Exercise objective: Write out the records that follow exactly. Do not include pictures.

Excerpts from an interface dataset
════

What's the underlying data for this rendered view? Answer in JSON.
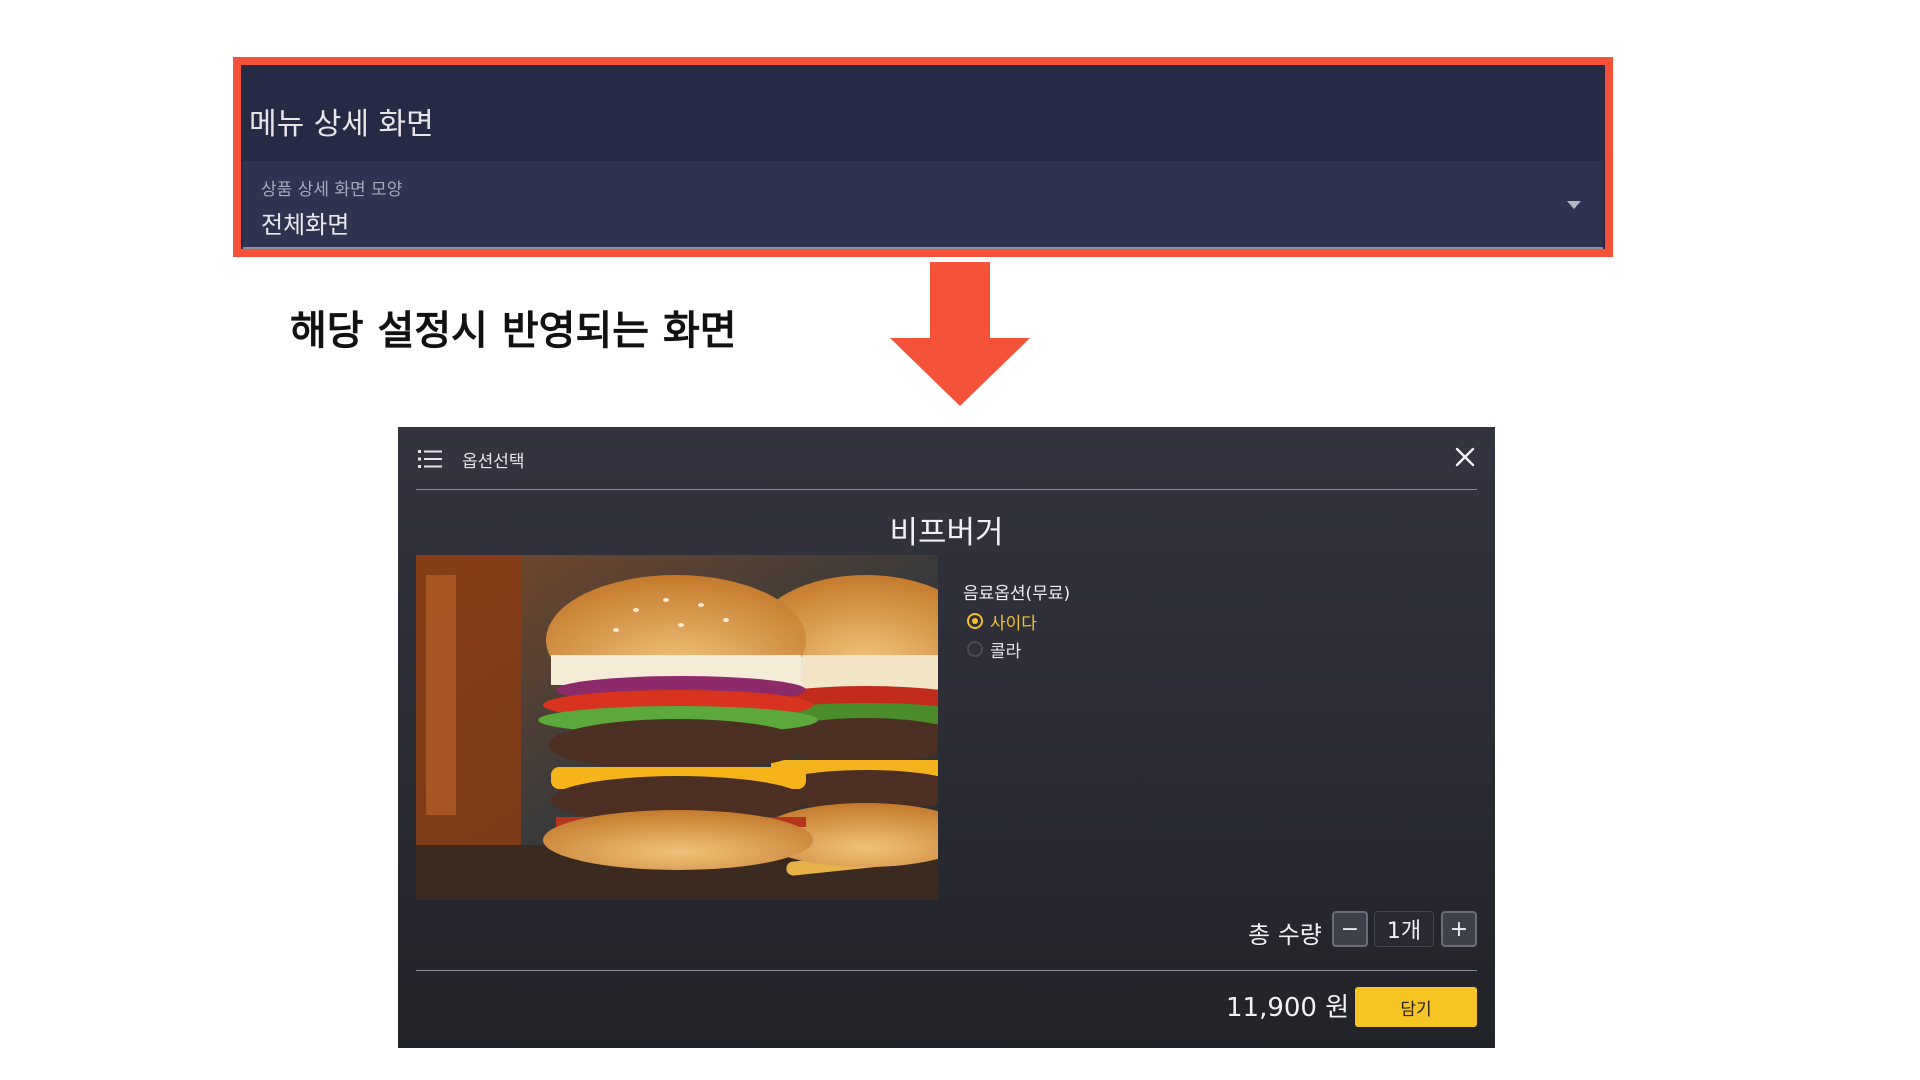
{
  "settings": {
    "section_title": "메뉴 상세 화면",
    "field_label": "상품 상세 화면 모양",
    "field_value": "전체화면",
    "highlight_color": "#f4533a"
  },
  "caption": "해당 설정시 반영되는 화면",
  "modal": {
    "title": "옵션선택",
    "product_name": "비프버거",
    "option_group_title": "음료옵션(무료)",
    "options": [
      {
        "label": "사이다",
        "selected": true
      },
      {
        "label": "콜라",
        "selected": false
      }
    ],
    "quantity_label": "총 수량",
    "quantity_value": "1개",
    "minus_label": "−",
    "plus_label": "+",
    "price": "11,900 원",
    "add_button_label": "담기",
    "accent_color": "#f7c523"
  },
  "icons": [
    "list-icon",
    "close-icon",
    "chevron-down-icon",
    "arrow-down-icon"
  ]
}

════

Result:
What's the underlying data for this rendered view? Answer in JSON.
{
  "settings": {
    "section_title": "메뉴 상세 화면",
    "field_label": "상품 상세 화면 모양",
    "field_value": "전체화면",
    "highlight_color": "#f4533a"
  },
  "caption": "해당 설정시 반영되는 화면",
  "modal": {
    "title": "옵션선택",
    "product_name": "비프버거",
    "option_group_title": "음료옵션(무료)",
    "options": [
      {
        "label": "사이다",
        "selected": true
      },
      {
        "label": "콜라",
        "selected": false
      }
    ],
    "quantity_label": "총 수량",
    "quantity_value": "1개",
    "minus_label": "−",
    "plus_label": "+",
    "price": "11,900 원",
    "add_button_label": "담기",
    "accent_color": "#f7c523"
  },
  "icons": [
    "list-icon",
    "close-icon",
    "chevron-down-icon",
    "arrow-down-icon"
  ]
}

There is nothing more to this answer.